**INFORMATION GIVEN:**
Segment Open
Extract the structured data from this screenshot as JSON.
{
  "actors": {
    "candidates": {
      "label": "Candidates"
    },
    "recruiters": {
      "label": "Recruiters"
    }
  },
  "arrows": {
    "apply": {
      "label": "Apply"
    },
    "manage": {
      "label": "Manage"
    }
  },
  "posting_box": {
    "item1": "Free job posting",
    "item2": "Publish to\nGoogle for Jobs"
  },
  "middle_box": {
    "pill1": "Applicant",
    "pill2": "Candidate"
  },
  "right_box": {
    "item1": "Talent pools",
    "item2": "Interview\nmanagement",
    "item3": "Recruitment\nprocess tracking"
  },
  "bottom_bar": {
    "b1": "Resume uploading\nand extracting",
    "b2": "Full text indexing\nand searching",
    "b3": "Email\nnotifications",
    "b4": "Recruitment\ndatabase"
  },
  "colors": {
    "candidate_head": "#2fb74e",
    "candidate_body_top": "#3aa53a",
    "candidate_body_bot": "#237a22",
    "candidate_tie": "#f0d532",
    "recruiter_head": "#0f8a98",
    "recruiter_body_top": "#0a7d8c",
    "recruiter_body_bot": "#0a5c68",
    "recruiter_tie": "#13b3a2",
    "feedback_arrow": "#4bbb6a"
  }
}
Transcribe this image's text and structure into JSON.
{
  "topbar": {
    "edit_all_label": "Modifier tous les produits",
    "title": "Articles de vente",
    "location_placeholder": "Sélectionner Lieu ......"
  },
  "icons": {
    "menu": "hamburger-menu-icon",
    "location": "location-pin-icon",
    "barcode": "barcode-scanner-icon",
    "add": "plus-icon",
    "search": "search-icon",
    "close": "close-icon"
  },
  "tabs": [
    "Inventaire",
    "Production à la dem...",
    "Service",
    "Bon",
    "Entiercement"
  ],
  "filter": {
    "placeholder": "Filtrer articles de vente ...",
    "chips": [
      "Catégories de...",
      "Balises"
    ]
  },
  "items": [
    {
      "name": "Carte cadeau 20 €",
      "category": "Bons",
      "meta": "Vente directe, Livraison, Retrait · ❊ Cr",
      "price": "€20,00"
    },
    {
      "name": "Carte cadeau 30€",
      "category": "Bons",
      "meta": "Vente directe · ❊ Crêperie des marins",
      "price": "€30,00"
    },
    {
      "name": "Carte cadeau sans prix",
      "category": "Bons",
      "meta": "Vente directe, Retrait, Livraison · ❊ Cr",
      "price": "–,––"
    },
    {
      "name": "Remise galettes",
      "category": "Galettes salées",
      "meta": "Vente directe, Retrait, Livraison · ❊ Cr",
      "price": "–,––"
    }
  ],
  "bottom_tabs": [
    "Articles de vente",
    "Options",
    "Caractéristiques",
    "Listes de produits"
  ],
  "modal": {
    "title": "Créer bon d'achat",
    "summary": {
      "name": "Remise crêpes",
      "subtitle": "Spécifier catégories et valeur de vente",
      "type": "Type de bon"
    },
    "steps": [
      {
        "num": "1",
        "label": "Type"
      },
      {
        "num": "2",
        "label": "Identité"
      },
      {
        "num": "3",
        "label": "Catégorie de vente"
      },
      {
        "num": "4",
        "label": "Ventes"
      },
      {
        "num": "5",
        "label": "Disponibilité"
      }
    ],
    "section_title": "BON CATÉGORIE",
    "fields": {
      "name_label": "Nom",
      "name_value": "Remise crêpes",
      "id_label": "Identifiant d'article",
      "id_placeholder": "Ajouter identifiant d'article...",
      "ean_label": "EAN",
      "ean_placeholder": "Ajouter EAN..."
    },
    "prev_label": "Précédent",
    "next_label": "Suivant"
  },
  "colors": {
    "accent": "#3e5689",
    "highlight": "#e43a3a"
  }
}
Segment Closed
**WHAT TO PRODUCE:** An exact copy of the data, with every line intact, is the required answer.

**RESULT:**
Extract the structured data from this screenshot as JSON.
{
  "actors": {
    "candidates": {
      "label": "Candidates"
    },
    "recruiters": {
      "label": "Recruiters"
    }
  },
  "arrows": {
    "apply": {
      "label": "Apply"
    },
    "manage": {
      "label": "Manage"
    }
  },
  "posting_box": {
    "item1": "Free job posting",
    "item2": "Publish to\nGoogle for Jobs"
  },
  "middle_box": {
    "pill1": "Applicant",
    "pill2": "Candidate"
  },
  "right_box": {
    "item1": "Talent pools",
    "item2": "Interview\nmanagement",
    "item3": "Recruitment\nprocess tracking"
  },
  "bottom_bar": {
    "b1": "Resume uploading\nand extracting",
    "b2": "Full text indexing\nand searching",
    "b3": "Email\nnotifications",
    "b4": "Recruitment\ndatabase"
  },
  "colors": {
    "candidate_head": "#2fb74e",
    "candidate_body_top": "#3aa53a",
    "candidate_body_bot": "#237a22",
    "candidate_tie": "#f0d532",
    "recruiter_head": "#0f8a98",
    "recruiter_body_top": "#0a7d8c",
    "recruiter_body_bot": "#0a5c68",
    "recruiter_tie": "#13b3a2",
    "feedback_arrow": "#4bbb6a"
  }
}
Transcribe this image's text and structure into JSON.
{
  "topbar": {
    "edit_all_label": "Modifier tous les produits",
    "title": "Articles de vente",
    "location_placeholder": "Sélectionner Lieu ......"
  },
  "icons": {
    "menu": "hamburger-menu-icon",
    "location": "location-pin-icon",
    "barcode": "barcode-scanner-icon",
    "add": "plus-icon",
    "search": "search-icon",
    "close": "close-icon"
  },
  "tabs": [
    "Inventaire",
    "Production à la dem...",
    "Service",
    "Bon",
    "Entiercement"
  ],
  "filter": {
    "placeholder": "Filtrer articles de vente ...",
    "chips": [
      "Catégories de...",
      "Balises"
    ]
  },
  "items": [
    {
      "name": "Carte cadeau 20 €",
      "category": "Bons",
      "meta": "Vente directe, Livraison, Retrait · ❊ Cr",
      "price": "€20,00"
    },
    {
      "name": "Carte cadeau 30€",
      "category": "Bons",
      "meta": "Vente directe · ❊ Crêperie des marins",
      "price": "€30,00"
    },
    {
      "name": "Carte cadeau sans prix",
      "category": "Bons",
      "meta": "Vente directe, Retrait, Livraison · ❊ Cr",
      "price": "–,––"
    },
    {
      "name": "Remise galettes",
      "category": "Galettes salées",
      "meta": "Vente directe, Retrait, Livraison · ❊ Cr",
      "price": "–,––"
    }
  ],
  "bottom_tabs": [
    "Articles de vente",
    "Options",
    "Caractéristiques",
    "Listes de produits"
  ],
  "modal": {
    "title": "Créer bon d'achat",
    "summary": {
      "name": "Remise crêpes",
      "subtitle": "Spécifier catégories et valeur de vente",
      "type": "Type de bon"
    },
    "steps": [
      {
        "num": "1",
        "label": "Type"
      },
      {
        "num": "2",
        "label": "Identité"
      },
      {
        "num": "3",
        "label": "Catégorie de vente"
      },
      {
        "num": "4",
        "label": "Ventes"
      },
      {
        "num": "5",
        "label": "Disponibilité"
      }
    ],
    "section_title": "BON CATÉGORIE",
    "fields": {
      "name_label": "Nom",
      "name_value": "Remise crêpes",
      "id_label": "Identifiant d'article",
      "id_placeholder": "Ajouter identifiant d'article...",
      "ean_label": "EAN",
      "ean_placeholder": "Ajouter EAN..."
    },
    "prev_label": "Précédent",
    "next_label": "Suivant"
  },
  "colors": {
    "accent": "#3e5689",
    "highlight": "#e43a3a"
  }
}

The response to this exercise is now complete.